Exercises to reduce lower back pain

If you suffer from low back pain, you’re not alone. Up to 80 percent of U.S. adults experience low back pain at some point in life, and the condition becomes more common as you age. Fortunately, a variety of strengthening and stretching exercises can relieve lower back pain, improve your mobility, and enhance your quality of life.

What causes back pain?

Lower back pain has many causes:

A sedentary lifestyle that involves sitting for long periods of time—at a desk or in front of a screen—can also contribute to chronic back pain.

Stay active to relieve back pain

If back pain reduces your quality of life, regular physical activity over the long term may help ease your symptoms and improve how you feel. Exercise can boost your flexibility and reduce joint stiffness while improving your mood, sleep, and ability to manage stress.

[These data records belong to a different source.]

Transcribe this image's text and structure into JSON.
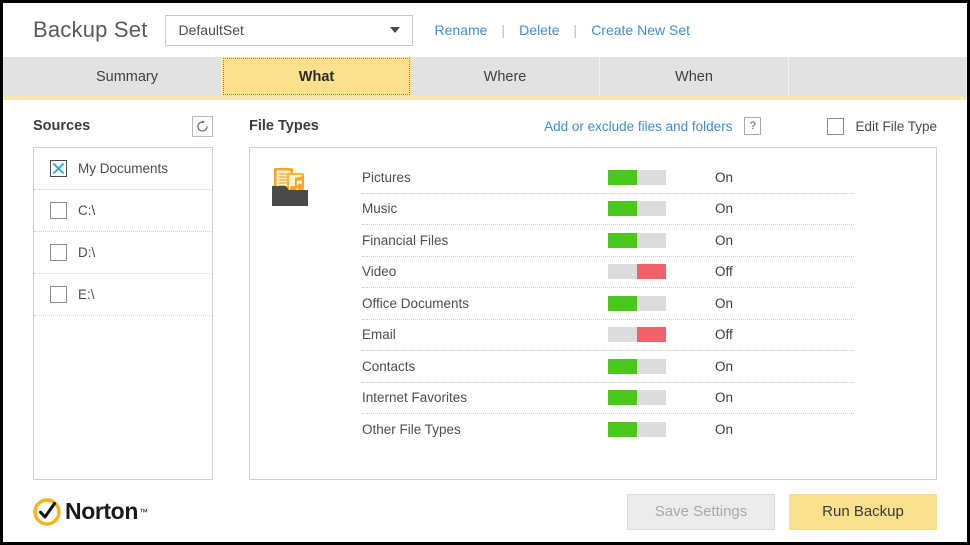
{
  "header": {
    "title": "Backup Set",
    "set_select": {
      "value": "DefaultSet",
      "icon": "chevron-down-icon"
    },
    "links": [
      {
        "label": "Rename"
      },
      {
        "label": "Delete"
      },
      {
        "label": "Create New Set"
      }
    ],
    "separator": "|"
  },
  "tabs": [
    {
      "label": "Summary",
      "active": false
    },
    {
      "label": "What",
      "active": true
    },
    {
      "label": "Where",
      "active": false
    },
    {
      "label": "When",
      "active": false
    }
  ],
  "sources": {
    "title": "Sources",
    "refresh_icon": "refresh-icon",
    "items": [
      {
        "label": "My Documents",
        "checked": true
      },
      {
        "label": "C:\\",
        "checked": false
      },
      {
        "label": "D:\\",
        "checked": false
      },
      {
        "label": "E:\\",
        "checked": false
      }
    ]
  },
  "file_types": {
    "title": "File Types",
    "add_exclude_link": "Add or exclude files and folders",
    "help_label": "?",
    "edit_file_type": {
      "label": "Edit File Type",
      "checked": false
    },
    "category_icon": "documents-music-folder-icon",
    "rows": [
      {
        "name": "Pictures",
        "state": "On",
        "enabled": true
      },
      {
        "name": "Music",
        "state": "On",
        "enabled": true
      },
      {
        "name": "Financial Files",
        "state": "On",
        "enabled": true
      },
      {
        "name": "Video",
        "state": "Off",
        "enabled": false
      },
      {
        "name": "Office Documents",
        "state": "On",
        "enabled": true
      },
      {
        "name": "Email",
        "state": "Off",
        "enabled": false
      },
      {
        "name": "Contacts",
        "state": "On",
        "enabled": true
      },
      {
        "name": "Internet Favorites",
        "state": "On",
        "enabled": true
      },
      {
        "name": "Other File Types",
        "state": "On",
        "enabled": true
      }
    ]
  },
  "footer": {
    "brand": "Norton",
    "brand_tm": "™",
    "save_label": "Save Settings",
    "save_disabled": true,
    "run_label": "Run Backup"
  },
  "colors": {
    "accent_yellow": "#fbe08e",
    "link_blue": "#3e8ecc",
    "toggle_on": "#4bc81e",
    "toggle_off": "#f2626b",
    "tab_bar": "#e2e2e2",
    "norton_gold": "#f5b31a"
  }
}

In addition, by enhancing blood circulation, it can also help protect your joints, spine, muscles, tendons, and ligaments from further damage.

Talk to your doctor, physical therapist, or healthcare provider before starting any exercise program, as some types of activities may not be appropriate for your specific condition and could worsen your back pain.

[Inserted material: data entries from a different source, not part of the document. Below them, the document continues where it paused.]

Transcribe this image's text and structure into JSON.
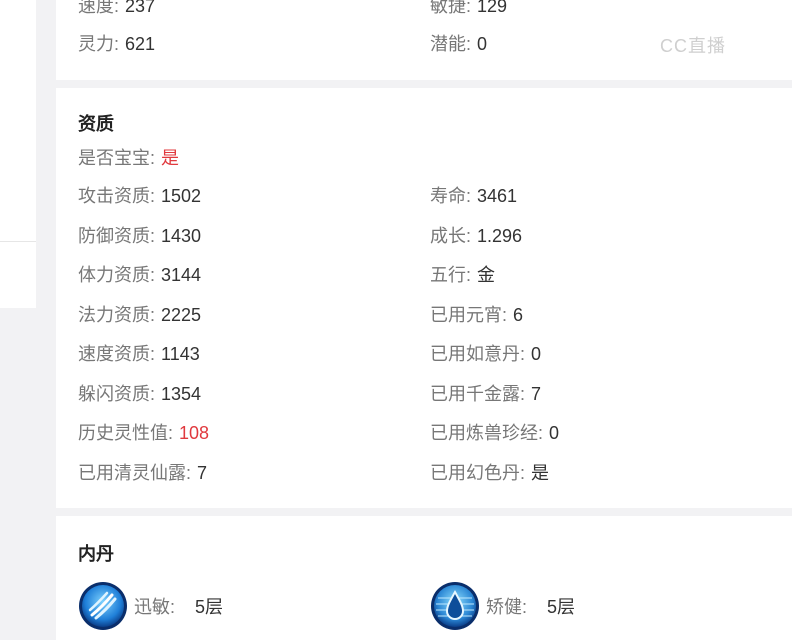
{
  "top_attributes": [
    {
      "label": "速度:",
      "value": "237"
    },
    {
      "label": "敏捷:",
      "value": "129"
    },
    {
      "label": "灵力:",
      "value": "621"
    },
    {
      "label": "潜能:",
      "value": "0"
    }
  ],
  "watermark": "CC直播",
  "aptitude": {
    "title": "资质",
    "is_baby_label": "是否宝宝:",
    "is_baby_value": "是",
    "left": [
      {
        "label": "攻击资质:",
        "value": "1502"
      },
      {
        "label": "防御资质:",
        "value": "1430"
      },
      {
        "label": "体力资质:",
        "value": "3144"
      },
      {
        "label": "法力资质:",
        "value": "2225"
      },
      {
        "label": "速度资质:",
        "value": "1143"
      },
      {
        "label": "躲闪资质:",
        "value": "1354"
      },
      {
        "label": "历史灵性值:",
        "value": "108"
      },
      {
        "label": "已用清灵仙露:",
        "value": "7"
      }
    ],
    "right": [
      {
        "label": "寿命:",
        "value": "3461"
      },
      {
        "label": "成长:",
        "value": "1.296"
      },
      {
        "label": "五行:",
        "value": "金"
      },
      {
        "label": "已用元宵:",
        "value": "6"
      },
      {
        "label": "已用如意丹:",
        "value": "0"
      },
      {
        "label": "已用千金露:",
        "value": "7"
      },
      {
        "label": "已用炼兽珍经:",
        "value": "0"
      },
      {
        "label": "已用幻色丹:",
        "value": "是"
      }
    ]
  },
  "neidan": {
    "title": "内丹",
    "items": [
      {
        "name": "迅敏:",
        "level": "5层",
        "icon": "swift-claw-icon"
      },
      {
        "name": "矫健:",
        "level": "5层",
        "icon": "water-drop-icon"
      }
    ]
  },
  "colors": {
    "highlight": "#e0393e",
    "label": "#777777",
    "value": "#333333"
  }
}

What types of exercise are best for back pain?

The best type of exercise for you is one you will actually do, so choose activities you enjoy. Be sure to warm up by stretching your muscles and back before you begin, and take 10 to 15 minutes to cool down after your exercise.


Walking is a low-impact type of exercise that is easy on your joints and good for low back pain. In addition to strengthening the muscles in your back, it can reduce bone loss.

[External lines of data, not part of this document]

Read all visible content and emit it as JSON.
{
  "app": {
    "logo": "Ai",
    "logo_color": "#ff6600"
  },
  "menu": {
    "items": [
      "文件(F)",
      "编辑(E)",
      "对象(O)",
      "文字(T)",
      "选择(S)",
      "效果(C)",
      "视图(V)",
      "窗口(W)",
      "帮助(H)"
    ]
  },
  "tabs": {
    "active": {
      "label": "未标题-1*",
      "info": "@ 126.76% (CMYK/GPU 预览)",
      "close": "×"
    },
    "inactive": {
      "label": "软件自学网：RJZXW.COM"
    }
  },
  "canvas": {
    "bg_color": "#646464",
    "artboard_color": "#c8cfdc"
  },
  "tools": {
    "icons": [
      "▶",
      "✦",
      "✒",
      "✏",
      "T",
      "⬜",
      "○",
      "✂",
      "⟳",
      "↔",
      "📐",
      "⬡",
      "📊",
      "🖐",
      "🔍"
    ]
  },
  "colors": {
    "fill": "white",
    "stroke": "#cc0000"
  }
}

If you’re not used to walking long distances—or walking at a brisk pace—start with a relaxed pace and a short distance. Even a leisurely 10-minute walk offers some health benefits. Gradually, you will be able to increase your distance and pace as you build stamina.

Find out why walking is a great way to exercise.


Bicycling can help strengthen your heart, lungs, and back and boost your overall endurance, while putting minimal stress on your spine.

Riding an outdoor bike on roads or trails is a great way to exercise, but you may want to stay away from rough terrain that causes discomfort. Always wear sunscreen and safety gear—including a helmet—along with reflective clothing that will help drivers and pedestrians see you clearly.

A recumbent bike that rides low to the ground and comes with a seat that reclines backward is an excellent option for those with back pain.

Stationary bikes and spinning classes provide a vigorous indoor workout, but be sure to ask your fitness instructor how to sit properly and maintain a healthy posture.

Swimming and water workouts

When you exercise in a pool, the water cushions your back and joints while providing resistance that creates an aerobic effect.

Walking laps, marching in place, and walking side-to-side targets the muscle groups in your spine, legs, and hips that contribute to back pain.

If you can tolerate swimming, back and breast strokes tend to be easy on your back.

Tai chi

Tai chi is a Chinese practice that has been around for more than 300 years. Many people find it to be an effective way to reduce low back pain, as it involves performing gentle, fluid movements with focused breathing and a calm mind. When you practice tai chi, you’re relaxed but also alert.

In addition to improving your balance and strengthening your muscles, tai chi can enhance your mood and reduce stress, anxiety, and depression.

Over time, you will gain the ability to perform the movements in a smooth sequence that resembles a graceful, slow-motion dance. Better yet, the practice requires no equipment—all you need is comfortable clothing and an open space.

Your local community center or fitness club may offer in-person tai chi classes for beginners. Online classes are another option.

Strengthening and stretching exercises

Strengthening and stretching exercises for your lower back can help stabilize your spine, improve your range of motion and flexibility, and manage lower back pain. It’s important to remember that no single lower back exercise is right for everyone, and you may find some to be more effective than others at relieving your pain.

Exercises to strengthen and support your lower back include glute bridges, planks, and crunches.

Stretching can also help relieve pain and tension in your lower back. Exercises include knee-to-chest stretches, kneeling lat stretches, and seated side-straddle stretches.

Together, strengthening and stretching exercises can help improve the strength, stability, and flexibility of your lower back.

When to seek medical care for back pain

Listen to your body when you exercise. While some discomfort is normal, pain may indicate that you need to adjust the intensity or duration of your workout or stop what you’re doing and find another activity. Depending on your condition, some activities can aggravate your lower back pain.

Looking for alternatives to exercise? Get tips for preventing back pain.

If you experience numbness in your legs or feet or a sensation of pins-and-needles, stop exercising immediately and seek medical care. Pain that radiates down one leg and changes in your bowel or bladder function are other potential signs of a more serious condition.

Finally, if your back pain lasts for more than a week or prevents you from doing everyday activities you enjoy, consider seeing your doctor or healthcare provider.

Additional sources

Mayo Clinic, Back exercises in 15 minutes a day

Hospital for Special Surgery, Best Types of Exercise for Back Pain